Once any theory becomes “consensus,” it can be very hard to change or ever challenge it, and in some cases, can even be dangerous and risky to the person who does.
Human beings are pack animals, so they are wired to follow their herd, cooperate, comply, and oppose (through censoring, canceling, capturing, or even killing) any “outliers” who question or contradict the herd’s “consensus,” especially as it relates to “science,” as defined by the herd “leaders.”
Here are just a few of history’s most significant scientific discoveries that changed the prevailing “consensus” at the time, thanks to “outliers” who were brave enough to challenge it.
Ignaz Semmelweis was a Hungarian physician in the mid 1800’s who is famous for his work on childbed fever, a disease that was killing many women who had just given birth. Semmelweis hypothesized that the doctors and medical students were carrying some sort of infectious material from the cadavers they dissected in the morgue to the delivery room, and that this was causing the high rate of childbed fever.
To test his hypothesis, Ignaz implemented a strict handwashing protocol. The deaths dropped dramatically, from around 10% to less than 1%. Semmelweis published his findings in 1847, but his ideas were met with resistance from many of his colleagues, who, through “consensus,” refused to believe that something as simple as handwashing could prevent disease. He was also accused of being disrespectful to his fellow physicians and was fired from his job at the hospital.
Semmelweis continued to promote his handwashing protocol, but his efforts were largely ignored. He became increasingly outspoken on his theory, knowing that it was saving lives, until his colleagues committed him against his will, to an insane asylum, where he died just two weeks later, at the age of 47 after a brutal breathing from the guards.
Galileo Galilei, an Italian astronomer, physicist, and mathematician, who in 1610, used telescope observations of the phases of Venus and the moons of Jupiter to support the idea that the Earth was round. However, he faced opposition from the Catholic Church, which at the time supported the “consensus” of a flat Earth. Galileo was censored and eventually tried by the Inquisition which forced him to recant his support of the round earth theory. Perhaps even more interesting was the fact that Nicholas Copernicus came up with this theory over 150 years prior to Galileo, but due to the “consensus” at the time, never gained traction, showing how “consensus” can override valid new scientific observations and theories for generations.
Pierre Louis, a French physician in the mid-1800s, published his contrary views on the value of bloodletting, a technique used worldwide for thousands of years, with a widely established “consensus” on its effectiveness.

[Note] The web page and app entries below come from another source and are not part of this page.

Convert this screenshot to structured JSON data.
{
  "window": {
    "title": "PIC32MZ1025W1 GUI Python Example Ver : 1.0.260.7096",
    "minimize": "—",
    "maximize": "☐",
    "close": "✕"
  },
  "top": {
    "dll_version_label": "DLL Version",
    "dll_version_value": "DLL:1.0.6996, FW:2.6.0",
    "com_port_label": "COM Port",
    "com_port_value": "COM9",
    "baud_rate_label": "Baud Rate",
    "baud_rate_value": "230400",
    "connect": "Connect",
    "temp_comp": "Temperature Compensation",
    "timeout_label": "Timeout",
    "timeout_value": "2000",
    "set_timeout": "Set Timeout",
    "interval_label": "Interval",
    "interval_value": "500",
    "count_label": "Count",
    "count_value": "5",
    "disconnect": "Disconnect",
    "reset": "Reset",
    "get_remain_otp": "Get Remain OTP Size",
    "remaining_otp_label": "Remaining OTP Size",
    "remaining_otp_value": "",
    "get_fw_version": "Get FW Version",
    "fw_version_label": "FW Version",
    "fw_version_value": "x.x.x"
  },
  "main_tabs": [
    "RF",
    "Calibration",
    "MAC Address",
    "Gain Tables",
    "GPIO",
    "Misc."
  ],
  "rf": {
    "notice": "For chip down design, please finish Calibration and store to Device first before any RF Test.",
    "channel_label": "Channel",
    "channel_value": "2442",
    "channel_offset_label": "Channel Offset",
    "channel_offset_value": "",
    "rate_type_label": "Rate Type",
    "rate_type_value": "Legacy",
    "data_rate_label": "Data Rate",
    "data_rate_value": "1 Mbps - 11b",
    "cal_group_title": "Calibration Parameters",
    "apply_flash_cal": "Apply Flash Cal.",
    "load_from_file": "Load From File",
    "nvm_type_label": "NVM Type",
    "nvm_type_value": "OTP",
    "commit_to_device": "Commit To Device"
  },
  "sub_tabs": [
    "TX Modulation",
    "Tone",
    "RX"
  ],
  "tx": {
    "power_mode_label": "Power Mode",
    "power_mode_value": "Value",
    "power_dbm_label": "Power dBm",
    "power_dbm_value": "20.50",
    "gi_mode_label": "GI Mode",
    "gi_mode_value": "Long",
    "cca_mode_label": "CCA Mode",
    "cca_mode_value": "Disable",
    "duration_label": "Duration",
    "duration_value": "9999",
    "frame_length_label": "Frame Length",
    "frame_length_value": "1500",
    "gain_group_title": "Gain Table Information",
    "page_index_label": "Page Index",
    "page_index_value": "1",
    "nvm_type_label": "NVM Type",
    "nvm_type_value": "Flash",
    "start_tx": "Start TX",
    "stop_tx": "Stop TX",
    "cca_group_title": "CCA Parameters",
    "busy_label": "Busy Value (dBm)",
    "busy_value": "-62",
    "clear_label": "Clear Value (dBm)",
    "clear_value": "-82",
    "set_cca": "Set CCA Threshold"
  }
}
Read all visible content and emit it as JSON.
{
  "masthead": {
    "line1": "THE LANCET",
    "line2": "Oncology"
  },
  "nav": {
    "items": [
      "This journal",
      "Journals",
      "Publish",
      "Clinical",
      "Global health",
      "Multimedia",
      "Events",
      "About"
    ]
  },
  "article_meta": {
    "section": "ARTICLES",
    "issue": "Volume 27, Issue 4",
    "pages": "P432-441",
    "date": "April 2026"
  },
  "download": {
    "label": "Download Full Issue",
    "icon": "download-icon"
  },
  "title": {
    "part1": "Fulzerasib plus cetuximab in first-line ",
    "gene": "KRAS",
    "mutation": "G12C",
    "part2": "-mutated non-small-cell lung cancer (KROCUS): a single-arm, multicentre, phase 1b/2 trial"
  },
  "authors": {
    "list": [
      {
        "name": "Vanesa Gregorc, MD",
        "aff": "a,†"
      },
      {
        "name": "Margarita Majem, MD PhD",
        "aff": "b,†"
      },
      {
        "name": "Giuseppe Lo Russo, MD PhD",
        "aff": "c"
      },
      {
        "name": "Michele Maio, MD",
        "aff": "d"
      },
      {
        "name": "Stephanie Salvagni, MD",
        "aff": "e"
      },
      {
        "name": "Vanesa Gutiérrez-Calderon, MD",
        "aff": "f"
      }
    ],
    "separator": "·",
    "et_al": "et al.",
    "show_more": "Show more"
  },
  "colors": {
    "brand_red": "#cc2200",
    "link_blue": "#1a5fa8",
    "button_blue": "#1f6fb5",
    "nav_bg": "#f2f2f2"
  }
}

Few were questioning this age-old “proven” technique. Pierre was among the first to rigorously test the efficacy of bloodletting and other traditional medical practices using scientific methods. His studies showed that bloodletting was ineffective and even harmful, and he argued that physicians should rely instead on careful observation and scientific analysis to guide their medical practice, which, of course, offended these proud physicians, and brought fierce criticism to Pierre.
Gradually, bloodletting fell out of favor, and was completely abandoned by the 1900’s because it was indeed proven to do more harm than good (thanks to Pierre’s courage to question it), even in spite of its long history and belief in its effectiveness.
Below is a video excerpt from a Del Bigtree interview with scientist Neil DeGrass Tyson on the subject of consensus, where you can see this phenomenon on display, almost to the point of panic, as Neil senses his views are threatened by dissenting opinions from highly esteemed physicians and scientists.
As you can see, Del was merely trying to point out that none of these highly esteemed physicians and scientists were invited to the table to contribute to forming the “consensus” Neil so firmly believed in (and those experts were, in fact, canceled, censored, and some even stripped of their credentials for questioning that “consensus”).
Neil’s only reply/deflection was to tell Del to bring them to HIS table, which Neil obviously didn’t realize Del already had. But even in doing so, it didn’t help to include them in the “consensus” because they were black-listed from being bold enough to question it.
If the “consensus” is only allowing “yes men” to contribute to it, and no one is allowed to question or challenge it, that makes it anti-science because real science loves being questioned (the basis of the scientific theory) and invites challenges, no matter who is challenging or where it is coming from. Period. Full stop.
Otherwise, it’s called a controlled narrative, coming from an agenda, created by a source benefiting from that agenda. Period. Full Stop.
4/17/23 Update: Here’s a great article I just stumbled across, on the same topic and worth a read: